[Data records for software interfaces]
☆ ☆ ☆ ☆ ☆
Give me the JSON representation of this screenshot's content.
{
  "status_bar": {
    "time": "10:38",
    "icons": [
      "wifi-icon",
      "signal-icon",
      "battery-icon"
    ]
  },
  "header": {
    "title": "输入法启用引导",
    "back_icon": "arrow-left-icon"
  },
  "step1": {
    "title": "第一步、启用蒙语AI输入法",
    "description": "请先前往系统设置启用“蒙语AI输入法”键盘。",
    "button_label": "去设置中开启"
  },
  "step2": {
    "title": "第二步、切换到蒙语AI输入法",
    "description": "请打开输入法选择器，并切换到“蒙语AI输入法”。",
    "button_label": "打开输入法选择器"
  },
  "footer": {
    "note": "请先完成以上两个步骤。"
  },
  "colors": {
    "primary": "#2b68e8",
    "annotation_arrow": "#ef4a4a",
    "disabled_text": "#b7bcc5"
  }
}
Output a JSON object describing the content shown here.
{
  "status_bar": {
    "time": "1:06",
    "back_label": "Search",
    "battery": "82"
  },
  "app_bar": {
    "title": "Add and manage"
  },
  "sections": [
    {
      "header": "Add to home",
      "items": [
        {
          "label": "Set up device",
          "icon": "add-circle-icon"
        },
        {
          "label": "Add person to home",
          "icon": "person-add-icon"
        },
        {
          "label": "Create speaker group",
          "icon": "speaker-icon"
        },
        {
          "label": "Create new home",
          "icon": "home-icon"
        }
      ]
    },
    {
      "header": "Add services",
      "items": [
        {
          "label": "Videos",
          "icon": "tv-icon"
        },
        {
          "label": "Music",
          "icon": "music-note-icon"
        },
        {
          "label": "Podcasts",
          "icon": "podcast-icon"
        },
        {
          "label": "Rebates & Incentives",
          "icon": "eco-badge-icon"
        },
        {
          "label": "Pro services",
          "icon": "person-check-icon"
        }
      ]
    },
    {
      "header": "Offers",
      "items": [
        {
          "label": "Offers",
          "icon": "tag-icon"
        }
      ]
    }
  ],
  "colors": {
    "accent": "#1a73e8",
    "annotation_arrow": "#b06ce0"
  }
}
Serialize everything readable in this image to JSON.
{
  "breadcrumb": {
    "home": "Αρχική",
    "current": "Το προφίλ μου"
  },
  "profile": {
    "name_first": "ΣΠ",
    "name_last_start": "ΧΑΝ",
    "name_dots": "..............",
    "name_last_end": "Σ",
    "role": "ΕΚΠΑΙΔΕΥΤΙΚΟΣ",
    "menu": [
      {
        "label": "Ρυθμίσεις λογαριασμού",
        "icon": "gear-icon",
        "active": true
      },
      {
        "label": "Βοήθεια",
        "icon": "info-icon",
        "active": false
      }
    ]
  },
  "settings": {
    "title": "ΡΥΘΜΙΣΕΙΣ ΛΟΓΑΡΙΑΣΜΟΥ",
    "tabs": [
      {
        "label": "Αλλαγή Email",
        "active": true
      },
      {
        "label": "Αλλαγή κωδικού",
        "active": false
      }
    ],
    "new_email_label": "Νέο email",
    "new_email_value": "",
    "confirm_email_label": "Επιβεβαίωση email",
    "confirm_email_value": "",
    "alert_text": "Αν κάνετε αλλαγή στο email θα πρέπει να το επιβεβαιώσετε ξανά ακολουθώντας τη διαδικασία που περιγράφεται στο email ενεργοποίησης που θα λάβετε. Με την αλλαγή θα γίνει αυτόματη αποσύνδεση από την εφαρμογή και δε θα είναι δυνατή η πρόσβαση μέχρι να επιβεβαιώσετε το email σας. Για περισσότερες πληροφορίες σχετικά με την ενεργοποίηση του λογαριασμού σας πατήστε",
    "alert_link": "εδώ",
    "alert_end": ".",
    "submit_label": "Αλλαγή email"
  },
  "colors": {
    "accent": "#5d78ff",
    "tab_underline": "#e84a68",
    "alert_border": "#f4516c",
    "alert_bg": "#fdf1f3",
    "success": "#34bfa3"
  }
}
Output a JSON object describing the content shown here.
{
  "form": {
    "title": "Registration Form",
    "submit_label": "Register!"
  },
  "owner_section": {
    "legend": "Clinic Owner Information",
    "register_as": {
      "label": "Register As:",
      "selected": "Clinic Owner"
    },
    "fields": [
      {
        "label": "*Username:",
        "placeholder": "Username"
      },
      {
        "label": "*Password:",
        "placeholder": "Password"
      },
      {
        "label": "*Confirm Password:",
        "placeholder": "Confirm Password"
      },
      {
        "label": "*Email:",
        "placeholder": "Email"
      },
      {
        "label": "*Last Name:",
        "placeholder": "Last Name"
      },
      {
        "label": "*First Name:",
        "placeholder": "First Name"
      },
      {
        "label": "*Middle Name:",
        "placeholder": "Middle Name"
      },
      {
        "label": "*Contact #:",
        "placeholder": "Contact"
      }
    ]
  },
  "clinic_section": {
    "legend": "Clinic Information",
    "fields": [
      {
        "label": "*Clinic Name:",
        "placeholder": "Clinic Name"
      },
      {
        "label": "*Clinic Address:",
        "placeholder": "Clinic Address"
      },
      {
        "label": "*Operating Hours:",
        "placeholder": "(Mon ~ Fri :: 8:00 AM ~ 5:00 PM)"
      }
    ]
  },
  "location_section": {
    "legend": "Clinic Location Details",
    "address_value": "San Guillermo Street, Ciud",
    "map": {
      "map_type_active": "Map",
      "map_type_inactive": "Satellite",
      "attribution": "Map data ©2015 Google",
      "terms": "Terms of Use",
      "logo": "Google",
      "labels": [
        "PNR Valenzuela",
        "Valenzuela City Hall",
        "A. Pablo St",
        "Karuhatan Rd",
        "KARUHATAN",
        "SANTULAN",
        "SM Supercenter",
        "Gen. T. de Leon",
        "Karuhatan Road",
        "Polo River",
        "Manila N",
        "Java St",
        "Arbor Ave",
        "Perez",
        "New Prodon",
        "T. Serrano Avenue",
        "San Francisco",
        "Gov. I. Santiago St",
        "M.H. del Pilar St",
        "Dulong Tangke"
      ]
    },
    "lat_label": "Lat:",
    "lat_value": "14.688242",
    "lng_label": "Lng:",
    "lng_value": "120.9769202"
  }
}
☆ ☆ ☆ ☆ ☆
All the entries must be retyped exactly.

Give me the JSON representation of this screenshot's content.
{
  "status_bar": {
    "time": "10:38",
    "icons": [
      "wifi-icon",
      "signal-icon",
      "battery-icon"
    ]
  },
  "header": {
    "title": "输入法启用引导",
    "back_icon": "arrow-left-icon"
  },
  "step1": {
    "title": "第一步、启用蒙语AI输入法",
    "description": "请先前往系统设置启用“蒙语AI输入法”键盘。",
    "button_label": "去设置中开启"
  },
  "step2": {
    "title": "第二步、切换到蒙语AI输入法",
    "description": "请打开输入法选择器，并切换到“蒙语AI输入法”。",
    "button_label": "打开输入法选择器"
  },
  "footer": {
    "note": "请先完成以上两个步骤。"
  },
  "colors": {
    "primary": "#2b68e8",
    "annotation_arrow": "#ef4a4a",
    "disabled_text": "#b7bcc5"
  }
}
Output a JSON object describing the content shown here.
{
  "status_bar": {
    "time": "1:06",
    "back_label": "Search",
    "battery": "82"
  },
  "app_bar": {
    "title": "Add and manage"
  },
  "sections": [
    {
      "header": "Add to home",
      "items": [
        {
          "label": "Set up device",
          "icon": "add-circle-icon"
        },
        {
          "label": "Add person to home",
          "icon": "person-add-icon"
        },
        {
          "label": "Create speaker group",
          "icon": "speaker-icon"
        },
        {
          "label": "Create new home",
          "icon": "home-icon"
        }
      ]
    },
    {
      "header": "Add services",
      "items": [
        {
          "label": "Videos",
          "icon": "tv-icon"
        },
        {
          "label": "Music",
          "icon": "music-note-icon"
        },
        {
          "label": "Podcasts",
          "icon": "podcast-icon"
        },
        {
          "label": "Rebates & Incentives",
          "icon": "eco-badge-icon"
        },
        {
          "label": "Pro services",
          "icon": "person-check-icon"
        }
      ]
    },
    {
      "header": "Offers",
      "items": [
        {
          "label": "Offers",
          "icon": "tag-icon"
        }
      ]
    }
  ],
  "colors": {
    "accent": "#1a73e8",
    "annotation_arrow": "#b06ce0"
  }
}
Serialize everything readable in this image to JSON.
{
  "breadcrumb": {
    "home": "Αρχική",
    "current": "Το προφίλ μου"
  },
  "profile": {
    "name_first": "ΣΠ",
    "name_last_start": "ΧΑΝ",
    "name_dots": "..............",
    "name_last_end": "Σ",
    "role": "ΕΚΠΑΙΔΕΥΤΙΚΟΣ",
    "menu": [
      {
        "label": "Ρυθμίσεις λογαριασμού",
        "icon": "gear-icon",
        "active": true
      },
      {
        "label": "Βοήθεια",
        "icon": "info-icon",
        "active": false
      }
    ]
  },
  "settings": {
    "title": "ΡΥΘΜΙΣΕΙΣ ΛΟΓΑΡΙΑΣΜΟΥ",
    "tabs": [
      {
        "label": "Αλλαγή Email",
        "active": true
      },
      {
        "label": "Αλλαγή κωδικού",
        "active": false
      }
    ],
    "new_email_label": "Νέο email",
    "new_email_value": "",
    "confirm_email_label": "Επιβεβαίωση email",
    "confirm_email_value": "",
    "alert_text": "Αν κάνετε αλλαγή στο email θα πρέπει να το επιβεβαιώσετε ξανά ακολουθώντας τη διαδικασία που περιγράφεται στο email ενεργοποίησης που θα λάβετε. Με την αλλαγή θα γίνει αυτόματη αποσύνδεση από την εφαρμογή και δε θα είναι δυνατή η πρόσβαση μέχρι να επιβεβαιώσετε το email σας. Για περισσότερες πληροφορίες σχετικά με την ενεργοποίηση του λογαριασμού σας πατήστε",
    "alert_link": "εδώ",
    "alert_end": ".",
    "submit_label": "Αλλαγή email"
  },
  "colors": {
    "accent": "#5d78ff",
    "tab_underline": "#e84a68",
    "alert_border": "#f4516c",
    "alert_bg": "#fdf1f3",
    "success": "#34bfa3"
  }
}
Output a JSON object describing the content shown here.
{
  "form": {
    "title": "Registration Form",
    "submit_label": "Register!"
  },
  "owner_section": {
    "legend": "Clinic Owner Information",
    "register_as": {
      "label": "Register As:",
      "selected": "Clinic Owner"
    },
    "fields": [
      {
        "label": "*Username:",
        "placeholder": "Username"
      },
      {
        "label": "*Password:",
        "placeholder": "Password"
      },
      {
        "label": "*Confirm Password:",
        "placeholder": "Confirm Password"
      },
      {
        "label": "*Email:",
        "placeholder": "Email"
      },
      {
        "label": "*Last Name:",
        "placeholder": "Last Name"
      },
      {
        "label": "*First Name:",
        "placeholder": "First Name"
      },
      {
        "label": "*Middle Name:",
        "placeholder": "Middle Name"
      },
      {
        "label": "*Contact #:",
        "placeholder": "Contact"
      }
    ]
  },
  "clinic_section": {
    "legend": "Clinic Information",
    "fields": [
      {
        "label": "*Clinic Name:",
        "placeholder": "Clinic Name"
      },
      {
        "label": "*Clinic Address:",
        "placeholder": "Clinic Address"
      },
      {
        "label": "*Operating Hours:",
        "placeholder": "(Mon ~ Fri :: 8:00 AM ~ 5:00 PM)"
      }
    ]
  },
  "location_section": {
    "legend": "Clinic Location Details",
    "address_value": "San Guillermo Street, Ciud",
    "map": {
      "map_type_active": "Map",
      "map_type_inactive": "Satellite",
      "attribution": "Map data ©2015 Google",
      "terms": "Terms of Use",
      "logo": "Google",
      "labels": [
        "PNR Valenzuela",
        "Valenzuela City Hall",
        "A. Pablo St",
        "Karuhatan Rd",
        "KARUHATAN",
        "SANTULAN",
        "SM Supercenter",
        "Gen. T. de Leon",
        "Karuhatan Road",
        "Polo River",
        "Manila N",
        "Java St",
        "Arbor Ave",
        "Perez",
        "New Prodon",
        "T. Serrano Avenue",
        "San Francisco",
        "Gov. I. Santiago St",
        "M.H. del Pilar St",
        "Dulong Tangke"
      ]
    },
    "lat_label": "Lat:",
    "lat_value": "14.688242",
    "lng_label": "Lng:",
    "lng_value": "120.9769202"
  }
}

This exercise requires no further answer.